The winning design was awarded to apprentices from BAE Systems in Rochester, Kent for their ‘Inviso visual aid device’, helping solider with restricted movement, such as back injuries, to see their surroundings.
The clever device uses a combination of three cameras to give the soldier an unrestricted view of the hospital ward; enabling them to see other patients, visitors and to help with basic needs such as eating and shaving. The ‘Inviso’ will provide the patients with control over what they can see, allowing them a greater independence and help to boost their morale.
Apprentice Steven Costin from Rochester said: “It’s great to be at the final ceremony and impress everyone with our design. It’s a huge achievement for to be developed further by the hospital. We would all be so proud to see patients using it in the future”.
The 60 BAE Systems apprentices, all aged between 19 and 24, have spent the last nine months developing visual aid devices or physiotherapy equipment in partnership with the Queen Elizabeth Hospital Birmingham. The teams presented their designs to an audience of senior military officials, charities, doctors and BAE Systems’ management during a final awards ceremony at the Imperial War Museum, London.

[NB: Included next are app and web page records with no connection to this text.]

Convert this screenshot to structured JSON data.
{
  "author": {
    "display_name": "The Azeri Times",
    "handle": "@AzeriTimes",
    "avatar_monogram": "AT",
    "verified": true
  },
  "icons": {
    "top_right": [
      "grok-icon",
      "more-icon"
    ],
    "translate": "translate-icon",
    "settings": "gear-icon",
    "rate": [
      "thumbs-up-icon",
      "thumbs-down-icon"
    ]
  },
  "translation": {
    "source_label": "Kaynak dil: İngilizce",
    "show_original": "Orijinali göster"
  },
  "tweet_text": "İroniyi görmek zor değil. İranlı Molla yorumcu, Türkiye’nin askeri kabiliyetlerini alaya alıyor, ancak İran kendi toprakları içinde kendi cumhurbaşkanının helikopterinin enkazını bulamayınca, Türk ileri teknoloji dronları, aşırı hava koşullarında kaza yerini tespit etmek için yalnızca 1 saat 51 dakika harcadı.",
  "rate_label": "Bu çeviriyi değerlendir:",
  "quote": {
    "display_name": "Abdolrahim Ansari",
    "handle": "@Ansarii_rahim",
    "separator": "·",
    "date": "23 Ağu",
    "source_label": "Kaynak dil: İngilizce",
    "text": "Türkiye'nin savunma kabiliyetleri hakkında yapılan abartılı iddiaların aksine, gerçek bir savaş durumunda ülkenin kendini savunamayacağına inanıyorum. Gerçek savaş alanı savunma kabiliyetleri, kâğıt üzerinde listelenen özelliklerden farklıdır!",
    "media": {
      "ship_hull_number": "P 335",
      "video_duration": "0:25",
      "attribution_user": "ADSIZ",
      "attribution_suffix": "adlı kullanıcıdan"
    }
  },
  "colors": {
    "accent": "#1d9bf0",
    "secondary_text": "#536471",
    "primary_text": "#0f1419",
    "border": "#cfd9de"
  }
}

The Apprentice Innovation Challenge is run every two years by BAE Systems with different partner charities. This year BAE Systems worked closely with Queen Elizabeth Hospital Birmingham, the home of the Royal Centre for Defence Medicine, to ensure the recovery aids are designed with the patient’s future use firmly in mind.
The apprentices were presented with two challenges this year. Each team could choose to take on either the ‘wider view’ challenge, to devise a solution which enables the patient to see around them as if they were sitting up in bed and can move their head; or the ‘bed based exercise’ challenge, where teams had to invent physiotherapy equipment that can be used in bed as a form of physical exercise – an important motivator for fitness-focused military patients. The team’s designs were judged by a ‘Dragons Den’ panel of experts, consisting of medical experts and senior engineering staff from BAE Systems.
Mike Hammond, chief executive of Queen Elizabeth Hospital Birmingham, said: “The charity works directly with military patients and their families, funding equipment and facilities which aren’t provided by the NHS. These items range from DVDs in the ward common room to more innovative rehabilitation equipment such as a Nintendo Wii, purchased to help amputees with their balance and fitness.
“The charity, physiotherapy and critical care staff at the Queen Elizabeth Hospital Birmingham worked closely with BAE Systems to design and run the Innovation Challenge and we have been very impressed with the results. These devices solve real challenges faced by injured soldiers during the first stages of their recovery and rehabilitation with the potential to enhance the world class medical care patients currently receive.”
Clyde Warsop, Executive Scientist and judge from BAE Systems, added: “The Apprentice Innovation Challenge is helping an extremely important cause this year by developing engineering devices that could help our brave servicemen and women recover from injuries. It also encourages our apprentices to develop the kind of project management, teamwork and technical skills that we value most in our company’s staff.”